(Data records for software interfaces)
──────

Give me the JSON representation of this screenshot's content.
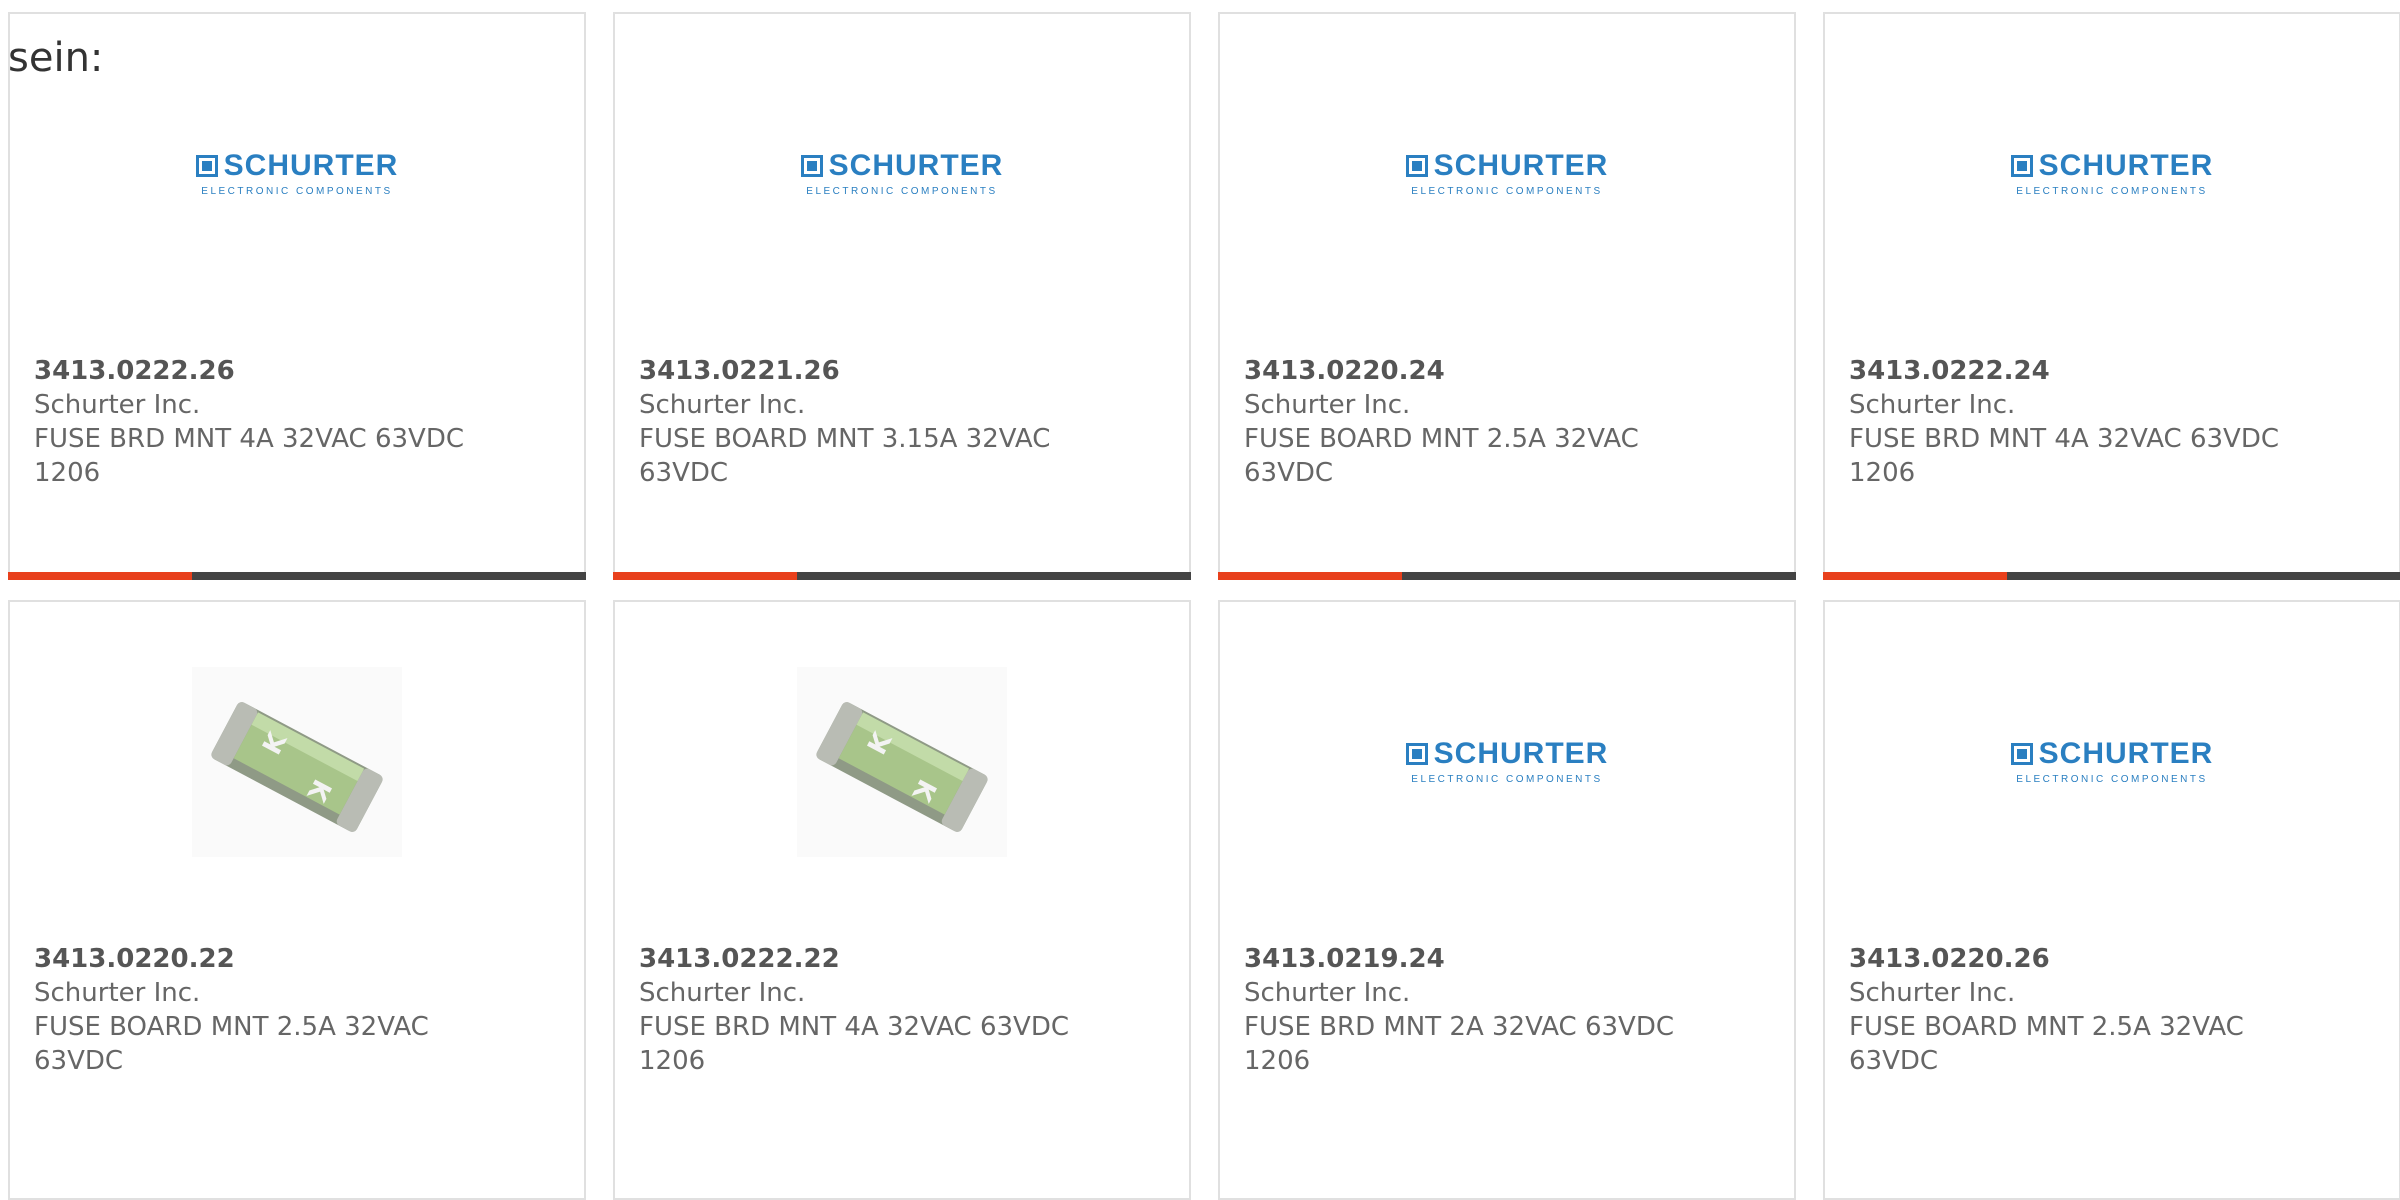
{
  "lead_text": "sein:",
  "products": [
    {
      "part_number": "3413.0222.26",
      "manufacturer": "Schurter Inc.",
      "description": "FUSE BRD MNT 4A 32VAC 63VDC 1206",
      "image": "schurter-logo"
    },
    {
      "part_number": "3413.0221.26",
      "manufacturer": "Schurter Inc.",
      "description": "FUSE BOARD MNT 3.15A 32VAC 63VDC",
      "image": "schurter-logo"
    },
    {
      "part_number": "3413.0220.24",
      "manufacturer": "Schurter Inc.",
      "description": "FUSE BOARD MNT 2.5A 32VAC 63VDC",
      "image": "schurter-logo"
    },
    {
      "part_number": "3413.0222.24",
      "manufacturer": "Schurter Inc.",
      "description": "FUSE BRD MNT 4A 32VAC 63VDC 1206",
      "image": "schurter-logo"
    },
    {
      "part_number": "3413.0220.22",
      "manufacturer": "Schurter Inc.",
      "description": "FUSE BOARD MNT 2.5A 32VAC 63VDC",
      "image": "fuse-photo"
    },
    {
      "part_number": "3413.0222.22",
      "manufacturer": "Schurter Inc.",
      "description": "FUSE BRD MNT 4A 32VAC 63VDC 1206",
      "image": "fuse-photo"
    },
    {
      "part_number": "3413.0219.24",
      "manufacturer": "Schurter Inc.",
      "description": "FUSE BRD MNT 2A 32VAC 63VDC 1206",
      "image": "schurter-logo"
    },
    {
      "part_number": "3413.0220.26",
      "manufacturer": "Schurter Inc.",
      "description": "FUSE BOARD MNT 2.5A 32VAC 63VDC",
      "image": "schurter-logo"
    }
  ],
  "logo": {
    "word": "SCHURTER",
    "subtitle": "ELECTRONIC COMPONENTS"
  },
  "colors": {
    "accent": "#e8401c",
    "bar": "#444444",
    "brand_blue": "#2a7fc1",
    "border": "#e0e0e0"
  }
}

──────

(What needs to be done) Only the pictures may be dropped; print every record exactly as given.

(Answer for the task)
Give me the JSON representation of this screenshot's content.
{
  "lead_text": "sein:",
  "products": [
    {
      "part_number": "3413.0222.26",
      "manufacturer": "Schurter Inc.",
      "description": "FUSE BRD MNT 4A 32VAC 63VDC 1206",
      "image": "schurter-logo"
    },
    {
      "part_number": "3413.0221.26",
      "manufacturer": "Schurter Inc.",
      "description": "FUSE BOARD MNT 3.15A 32VAC 63VDC",
      "image": "schurter-logo"
    },
    {
      "part_number": "3413.0220.24",
      "manufacturer": "Schurter Inc.",
      "description": "FUSE BOARD MNT 2.5A 32VAC 63VDC",
      "image": "schurter-logo"
    },
    {
      "part_number": "3413.0222.24",
      "manufacturer": "Schurter Inc.",
      "description": "FUSE BRD MNT 4A 32VAC 63VDC 1206",
      "image": "schurter-logo"
    },
    {
      "part_number": "3413.0220.22",
      "manufacturer": "Schurter Inc.",
      "description": "FUSE BOARD MNT 2.5A 32VAC 63VDC",
      "image": "fuse-photo"
    },
    {
      "part_number": "3413.0222.22",
      "manufacturer": "Schurter Inc.",
      "description": "FUSE BRD MNT 4A 32VAC 63VDC 1206",
      "image": "fuse-photo"
    },
    {
      "part_number": "3413.0219.24",
      "manufacturer": "Schurter Inc.",
      "description": "FUSE BRD MNT 2A 32VAC 63VDC 1206",
      "image": "schurter-logo"
    },
    {
      "part_number": "3413.0220.26",
      "manufacturer": "Schurter Inc.",
      "description": "FUSE BOARD MNT 2.5A 32VAC 63VDC",
      "image": "schurter-logo"
    }
  ],
  "logo": {
    "word": "SCHURTER",
    "subtitle": "ELECTRONIC COMPONENTS"
  },
  "colors": {
    "accent": "#e8401c",
    "bar": "#444444",
    "brand_blue": "#2a7fc1",
    "border": "#e0e0e0"
  }
}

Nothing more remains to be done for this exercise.